There’s all these beautiful free-standing lace designs available. Now what?
Free-standing lace has special requirements that differ from regular embroidery. For starters, standard stabilizers don’t work. What should you use? There are 2 options: heavy water-soluble film1 and water-soluble cut away2.
A heavy water-soluble film will work for a smaller lace design but it has a drawback. Like water-soluble topping, this type of backing can tear away during stitch-out increasing the chances of misalignment which can be disastrous for free-standing lace. To increase the chances of success slow down the sewing speed. Decreasing the upper tension can also help prevent ripping. Use caution in decreasing tension, the goal is to reduce the pull of the stabilizer but too much reduction in tension could prevent the stitch from forming correctly.
Water-soluble Cut away
For larger designs the better option is the cut away water-soluble backing. The fibers in this type of backing add strength to the backing that will help prevent tearing. For very large or stitch heavy designs add a second layer laid at an angle from the first for extra resistance to the pull of the stitches.

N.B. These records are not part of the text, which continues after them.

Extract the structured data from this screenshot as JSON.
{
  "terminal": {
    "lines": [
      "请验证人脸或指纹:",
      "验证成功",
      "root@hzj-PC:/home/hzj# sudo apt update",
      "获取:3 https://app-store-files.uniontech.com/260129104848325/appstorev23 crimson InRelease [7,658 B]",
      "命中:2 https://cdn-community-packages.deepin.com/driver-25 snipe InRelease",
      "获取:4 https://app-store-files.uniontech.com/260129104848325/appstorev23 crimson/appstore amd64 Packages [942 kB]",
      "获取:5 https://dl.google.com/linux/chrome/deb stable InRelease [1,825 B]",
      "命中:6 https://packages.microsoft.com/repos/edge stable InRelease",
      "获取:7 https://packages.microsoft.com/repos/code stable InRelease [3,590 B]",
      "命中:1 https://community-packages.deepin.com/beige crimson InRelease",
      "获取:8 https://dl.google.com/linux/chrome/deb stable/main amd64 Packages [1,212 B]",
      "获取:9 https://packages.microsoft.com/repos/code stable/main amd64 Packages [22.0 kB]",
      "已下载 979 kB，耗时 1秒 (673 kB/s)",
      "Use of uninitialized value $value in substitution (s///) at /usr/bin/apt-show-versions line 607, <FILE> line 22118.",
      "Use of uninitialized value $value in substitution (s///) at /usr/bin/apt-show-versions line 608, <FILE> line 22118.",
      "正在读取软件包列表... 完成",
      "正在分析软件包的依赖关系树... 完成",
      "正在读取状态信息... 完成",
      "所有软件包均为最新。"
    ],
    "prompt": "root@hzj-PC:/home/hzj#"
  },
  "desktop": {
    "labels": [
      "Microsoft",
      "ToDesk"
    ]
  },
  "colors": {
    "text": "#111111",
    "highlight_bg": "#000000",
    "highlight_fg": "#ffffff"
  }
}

Since the back of free-standing lace is just as visible as the front lace designs look the best when the bobbin thread matches the top thread. But what kind of thread is the best? Well, that depends on the look desired. Cotton thread has a matte finish that will give a look more like hand worked or tatted lace. Rayon and polyester both have shine. Polyester doesn’t like to crease – instead of turning a sharp corner to lie flat it will curve causing loops and thickness in the lace. Polyester is not the best choice for lace designs with wider fills though it will work well on designs with narrower columns. Rayon will crease so it can be pressed to lay smooth making it ideal for designs with wider fills. All other factors being equal, Rayon lace will be softer than polyester.
Finishing Free-Standing Lace
Now that the design is stitched the stabilizer must be removed. To make this easier, roughly trim around the design to remove the excess stabilizer. Warm water works faster than cold. To speed the removal up further gently rub the lace while it is submerged in water. When rinsing, some of the water-soluble backing can be left in the lace to act as a stiffening agent or the design can be rinsed completely. Leaving the lace stiff can be beneficial for ornaments while complete rinsing is generally preferred for garments as the lace will be as soft as the thread used. Hard water makes rinsing more difficult, especially if a sticky water-soluble was used. A water softener or distilled water will eliminate this difficulty.